‘Armed confrontations between Islamist insurgents and law enforcement agencies continued in the North Caucasus, particularly in Dagestan. Russia media continued to report on North Caucasus residents leaving Russia and joining the Islamic State (also known as ISIS) as well as on cases of detentions of North Caucasus residents allegedly affiliated with ISIS. Salafi Muslim communities in Dagestan were subject to intense scrutiny and harassment as law enforcement largely equated them with insurgents or their collaborators. Authorities placed Salafis on watch lists, repeatedly detained and questioned many of them without specific grounds; raided Salafi mosques; and carried out mass detentions of believers. They closed several Salafi mosques, including in Makhachkala, Dagestan’s capital. Chechnya’s strongman, Ramzan Kadyrov, asserted that Salafis have no place in Chechnya, instructing police to punish those who stray from Sufi Islam, traditional for the region. Police raids against Salafis were widespread. Authorities also pursued collective punishment, including punitive house burnings, against relatives of alleged insurgents’, the report reads.

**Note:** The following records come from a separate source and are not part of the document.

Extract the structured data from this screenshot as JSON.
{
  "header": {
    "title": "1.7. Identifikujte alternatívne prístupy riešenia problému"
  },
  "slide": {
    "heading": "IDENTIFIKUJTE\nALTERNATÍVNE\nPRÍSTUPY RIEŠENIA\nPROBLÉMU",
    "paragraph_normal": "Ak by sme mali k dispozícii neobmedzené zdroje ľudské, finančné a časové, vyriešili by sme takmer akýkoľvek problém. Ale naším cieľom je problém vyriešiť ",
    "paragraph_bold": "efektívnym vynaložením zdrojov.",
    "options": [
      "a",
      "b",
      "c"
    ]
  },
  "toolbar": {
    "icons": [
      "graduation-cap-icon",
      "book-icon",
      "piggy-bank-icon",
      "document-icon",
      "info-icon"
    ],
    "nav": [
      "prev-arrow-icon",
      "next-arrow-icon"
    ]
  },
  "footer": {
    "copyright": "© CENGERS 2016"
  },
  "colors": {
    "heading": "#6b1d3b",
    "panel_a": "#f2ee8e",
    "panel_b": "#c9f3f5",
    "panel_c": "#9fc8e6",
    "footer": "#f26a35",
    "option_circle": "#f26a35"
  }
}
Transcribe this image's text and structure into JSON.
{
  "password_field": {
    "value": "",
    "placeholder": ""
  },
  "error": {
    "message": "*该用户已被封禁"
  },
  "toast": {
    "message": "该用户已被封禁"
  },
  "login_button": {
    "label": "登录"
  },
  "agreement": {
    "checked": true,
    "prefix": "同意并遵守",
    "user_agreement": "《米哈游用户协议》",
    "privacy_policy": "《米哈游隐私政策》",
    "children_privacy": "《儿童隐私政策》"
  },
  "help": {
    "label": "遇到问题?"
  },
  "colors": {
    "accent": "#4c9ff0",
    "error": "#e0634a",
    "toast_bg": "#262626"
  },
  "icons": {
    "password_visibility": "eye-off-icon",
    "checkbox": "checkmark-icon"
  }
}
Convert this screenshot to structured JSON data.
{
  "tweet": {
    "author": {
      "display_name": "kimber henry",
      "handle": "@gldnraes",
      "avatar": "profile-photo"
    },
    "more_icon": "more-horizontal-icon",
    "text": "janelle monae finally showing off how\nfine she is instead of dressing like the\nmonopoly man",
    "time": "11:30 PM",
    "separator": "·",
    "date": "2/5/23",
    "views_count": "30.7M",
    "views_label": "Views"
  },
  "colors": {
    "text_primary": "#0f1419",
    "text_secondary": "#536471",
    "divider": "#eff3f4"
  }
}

According to the report, ‘Ahead of September elections for the head (governor) of Chechnya, local authorities targeted critics and those deemed disloyal to Kadyrov, including through abductions and enforced disappearances, ill-treatment, death threats, and threats of violence against relatives. Chechnya’s authorities also attacked critical journalists and human rights defenders. In March, a group of masked men believed to be Chechen officials’ proxies, attacked a minibus carrying Russian and foreign journalists traveling to Chechnya, beat the journalists, and burned the bus. The following week, thugs apparently acting as Chechen authorities’ proxies physically attacked the leader of Joint Mobile Group for Human Rights Defenders in Chechnya (JMG). JMG withdrew its team from Chechnya for security reasons. In May, Chechen police arbitrarily detained and threatened a Russian journalist researching a punitive house-burning. In September, following an unfair trial, a Chechnya court sentenced 23-year-old local journalist Zhalaudi Geriev to three years’ imprisonment on fabricated drug possession charges, apparently in retaliation for his work with Caucasian Knot, known for critical coverage of Chechnya.’